    Riera, though, darts back toward the now completely clear penalty spot, leaving Buijs marking no one. You can see how Risdon’s clipped cross comes a half-second after Riera makes his move; Risdon saw the vacant area, saw the inflection of Riera’s run, and delivered beautifully. The finish required was now more finesse than force, and Riera dispatched it with aplomb. 

    Riera made a similar manoeuvre against Central Coast in Round Two, in the build up to the penalty, won by Bonevacia and eventually scored by Riera. Again, earlier in the match, Riera is seen threatening at the back post, peeling away and signalling for a cross, just like he would do against Sydney.

    But then – again, as in the derby – during the sequence that ended in the penalty, we see him shaping up to repeat the move, only to feign that hard, far-post run, and hold his position nearer to the penalty spot. He eventually collects the ball after Bonevacia has already won the spot kick, but his movement is still excellent. It’s a simple change-up, but often that’s all you need to shrug off the attention of a centre-back. 

    Riera’s skill set is reminiscent of last season’s premier striking import, Bobo; both are comfortable enough with the ball at their feet to play in a teammate, or jink around a would-be tackler.

    Both are also big and strong enough to play direct long-balls to, and have the appetite to battle with the A-League’s vast collection of burly centre-backs. This sequence, where Riera bounces off two Sydney players like a pinball trying to win a header, then a few seconds later attempts a neat backheeled flick, gives an adequate glimpse of the Spaniard’s versatility.

    Or what about this headed knock-down to Bonevacia, a rare mix of brawn and vision? Riera was barking at the referee after every tussle with Wilkinson or Buijs, keen to fully submerge himself into the fire and fury of the derby.

    His hold up play provides a platform for the pace and dribbling of Bonevacia to launch from, a pivot-point to hinge around. His movement allows Cejudo and Kearyn Baccus to unfold their full passing arsenal. He is responsible for 50 per cent of Western Sydney’s goals so far this season.

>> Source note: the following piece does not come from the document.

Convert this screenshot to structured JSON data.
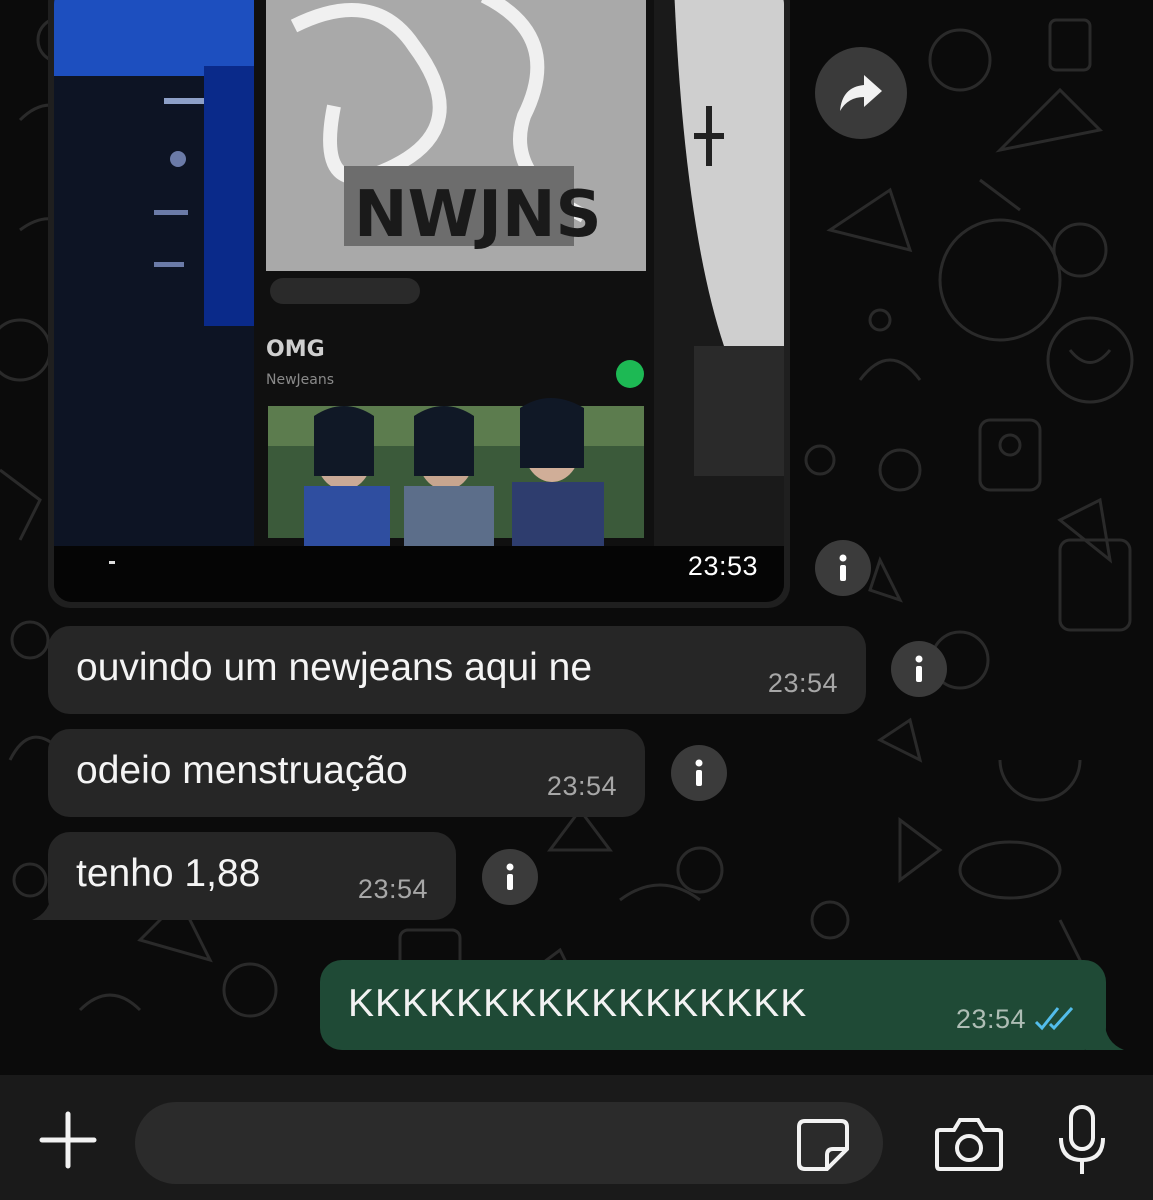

    He appears, over the three games, to be exactly what the Wanderers need, what they have needed for the last few seasons. Melancholy thoughts drift to Popovic, in Turkey, and whether he’s watching the team he left fall, finally, into place behind a striker of substance. 

    Evan Morgan Grahame
    Evan Morgan Grahame

    Evan Morgan Grahame is a Melbourne-based journalist. Gleaning what he could from his brief career as a painter, the canvas of the football pitch is now his subject of contemplation, with the beautiful game sketching new, intriguing compositions every week. He has been one of The Roar's Expert columnists since 2016. Follow him on Twitter @Evan_M_G.